Every line containing "checker" should be identified and copied from the data below.

---------- Provided information ----------

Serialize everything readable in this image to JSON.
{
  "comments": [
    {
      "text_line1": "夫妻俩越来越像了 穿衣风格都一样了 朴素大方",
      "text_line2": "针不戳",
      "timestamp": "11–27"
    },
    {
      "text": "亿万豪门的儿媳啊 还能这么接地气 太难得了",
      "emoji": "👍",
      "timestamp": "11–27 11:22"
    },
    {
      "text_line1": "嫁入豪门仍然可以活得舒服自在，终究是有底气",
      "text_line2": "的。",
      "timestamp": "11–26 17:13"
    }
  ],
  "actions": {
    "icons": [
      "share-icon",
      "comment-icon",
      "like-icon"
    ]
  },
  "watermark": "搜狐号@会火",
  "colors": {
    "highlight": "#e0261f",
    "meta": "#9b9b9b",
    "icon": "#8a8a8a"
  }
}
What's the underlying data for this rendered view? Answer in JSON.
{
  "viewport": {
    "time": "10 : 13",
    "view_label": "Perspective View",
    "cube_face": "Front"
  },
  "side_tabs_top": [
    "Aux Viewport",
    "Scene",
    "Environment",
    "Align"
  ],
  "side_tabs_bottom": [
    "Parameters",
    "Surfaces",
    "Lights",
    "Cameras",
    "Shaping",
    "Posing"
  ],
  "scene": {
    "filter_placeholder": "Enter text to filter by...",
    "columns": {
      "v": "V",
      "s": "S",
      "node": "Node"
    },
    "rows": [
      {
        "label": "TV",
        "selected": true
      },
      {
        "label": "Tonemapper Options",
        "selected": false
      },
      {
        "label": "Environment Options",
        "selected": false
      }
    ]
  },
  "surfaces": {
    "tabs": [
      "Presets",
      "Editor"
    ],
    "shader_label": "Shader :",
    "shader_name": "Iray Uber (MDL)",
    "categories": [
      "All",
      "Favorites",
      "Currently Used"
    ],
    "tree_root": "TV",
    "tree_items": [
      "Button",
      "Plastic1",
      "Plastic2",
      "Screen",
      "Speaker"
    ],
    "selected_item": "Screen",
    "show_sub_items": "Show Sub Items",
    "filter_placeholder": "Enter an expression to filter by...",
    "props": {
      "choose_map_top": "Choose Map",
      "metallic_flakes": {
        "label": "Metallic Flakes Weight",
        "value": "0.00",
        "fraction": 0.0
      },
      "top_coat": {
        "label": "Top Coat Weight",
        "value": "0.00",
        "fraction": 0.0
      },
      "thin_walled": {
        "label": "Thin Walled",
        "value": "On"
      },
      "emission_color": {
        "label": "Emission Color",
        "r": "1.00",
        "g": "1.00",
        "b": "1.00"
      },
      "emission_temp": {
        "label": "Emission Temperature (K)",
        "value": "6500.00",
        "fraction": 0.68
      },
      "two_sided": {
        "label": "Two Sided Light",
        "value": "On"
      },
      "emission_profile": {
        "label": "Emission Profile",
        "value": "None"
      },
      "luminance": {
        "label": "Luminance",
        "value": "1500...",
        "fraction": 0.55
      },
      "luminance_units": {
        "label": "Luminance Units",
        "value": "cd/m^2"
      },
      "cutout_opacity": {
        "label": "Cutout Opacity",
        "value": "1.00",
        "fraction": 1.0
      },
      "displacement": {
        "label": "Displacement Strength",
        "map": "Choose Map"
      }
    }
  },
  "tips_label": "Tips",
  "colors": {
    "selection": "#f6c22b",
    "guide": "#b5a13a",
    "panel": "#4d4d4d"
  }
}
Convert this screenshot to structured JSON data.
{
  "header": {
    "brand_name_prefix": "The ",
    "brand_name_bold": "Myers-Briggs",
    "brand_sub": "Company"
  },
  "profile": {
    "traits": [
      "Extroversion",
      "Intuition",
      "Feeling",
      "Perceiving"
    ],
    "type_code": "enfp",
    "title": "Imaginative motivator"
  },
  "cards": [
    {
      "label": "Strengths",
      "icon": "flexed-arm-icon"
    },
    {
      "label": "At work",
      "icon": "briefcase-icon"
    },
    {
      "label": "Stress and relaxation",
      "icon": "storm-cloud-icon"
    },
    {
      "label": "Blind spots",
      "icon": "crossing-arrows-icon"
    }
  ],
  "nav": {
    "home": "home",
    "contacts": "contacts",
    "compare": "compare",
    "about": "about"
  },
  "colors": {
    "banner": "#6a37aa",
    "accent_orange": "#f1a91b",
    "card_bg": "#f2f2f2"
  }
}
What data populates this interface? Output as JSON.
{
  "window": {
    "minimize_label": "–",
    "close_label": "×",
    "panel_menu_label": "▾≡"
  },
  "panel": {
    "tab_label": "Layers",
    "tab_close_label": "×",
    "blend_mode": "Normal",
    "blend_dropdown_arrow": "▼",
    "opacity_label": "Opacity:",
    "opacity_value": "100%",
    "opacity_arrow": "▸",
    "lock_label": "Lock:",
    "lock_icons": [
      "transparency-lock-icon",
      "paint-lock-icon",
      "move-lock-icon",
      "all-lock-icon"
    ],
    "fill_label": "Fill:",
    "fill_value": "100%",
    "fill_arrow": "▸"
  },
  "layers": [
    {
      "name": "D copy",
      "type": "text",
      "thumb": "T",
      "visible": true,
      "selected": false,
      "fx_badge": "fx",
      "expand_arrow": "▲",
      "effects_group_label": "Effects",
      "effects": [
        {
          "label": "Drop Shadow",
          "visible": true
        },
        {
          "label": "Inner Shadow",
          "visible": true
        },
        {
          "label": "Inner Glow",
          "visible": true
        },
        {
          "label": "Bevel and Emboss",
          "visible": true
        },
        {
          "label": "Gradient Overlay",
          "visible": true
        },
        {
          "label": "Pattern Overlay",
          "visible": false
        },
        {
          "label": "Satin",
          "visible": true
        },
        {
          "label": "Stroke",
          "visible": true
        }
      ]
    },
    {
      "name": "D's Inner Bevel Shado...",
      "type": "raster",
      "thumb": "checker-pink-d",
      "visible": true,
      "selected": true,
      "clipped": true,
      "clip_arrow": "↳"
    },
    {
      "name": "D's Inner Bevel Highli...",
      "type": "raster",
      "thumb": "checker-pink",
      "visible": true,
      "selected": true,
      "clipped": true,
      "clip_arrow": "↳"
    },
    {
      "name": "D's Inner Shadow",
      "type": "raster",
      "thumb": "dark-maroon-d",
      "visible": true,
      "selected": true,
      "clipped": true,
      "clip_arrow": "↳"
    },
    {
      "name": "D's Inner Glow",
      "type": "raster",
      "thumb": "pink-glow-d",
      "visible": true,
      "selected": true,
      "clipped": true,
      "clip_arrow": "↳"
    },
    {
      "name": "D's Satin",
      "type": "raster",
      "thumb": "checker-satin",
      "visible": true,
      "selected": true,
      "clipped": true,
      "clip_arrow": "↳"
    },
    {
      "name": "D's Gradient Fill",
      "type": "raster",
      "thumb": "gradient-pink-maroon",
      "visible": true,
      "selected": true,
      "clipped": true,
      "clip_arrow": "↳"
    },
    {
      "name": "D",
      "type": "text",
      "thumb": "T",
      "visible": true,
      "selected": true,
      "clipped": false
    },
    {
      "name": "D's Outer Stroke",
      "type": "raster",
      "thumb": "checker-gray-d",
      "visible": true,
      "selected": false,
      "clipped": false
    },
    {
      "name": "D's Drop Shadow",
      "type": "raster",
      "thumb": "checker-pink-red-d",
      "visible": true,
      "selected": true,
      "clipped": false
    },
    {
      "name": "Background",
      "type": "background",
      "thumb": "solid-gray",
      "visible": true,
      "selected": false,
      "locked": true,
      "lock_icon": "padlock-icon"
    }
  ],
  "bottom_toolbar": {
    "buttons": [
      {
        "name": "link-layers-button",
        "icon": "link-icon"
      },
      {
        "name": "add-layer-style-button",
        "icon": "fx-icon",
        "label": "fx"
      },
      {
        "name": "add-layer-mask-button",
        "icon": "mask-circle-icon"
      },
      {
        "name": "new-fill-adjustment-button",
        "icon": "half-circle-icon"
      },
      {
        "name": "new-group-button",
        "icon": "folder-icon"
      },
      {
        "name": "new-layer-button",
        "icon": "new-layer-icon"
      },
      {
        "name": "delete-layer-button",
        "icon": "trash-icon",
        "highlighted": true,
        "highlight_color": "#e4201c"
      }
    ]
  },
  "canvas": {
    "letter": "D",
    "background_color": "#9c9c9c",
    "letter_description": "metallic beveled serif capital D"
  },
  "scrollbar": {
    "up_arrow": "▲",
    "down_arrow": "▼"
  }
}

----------

Solution below
      "thumb": "checker-pink-d",
      "thumb": "checker-pink",
      "thumb": "checker-satin",
      "thumb": "checker-gray-d",
      "thumb": "checker-pink-red-d",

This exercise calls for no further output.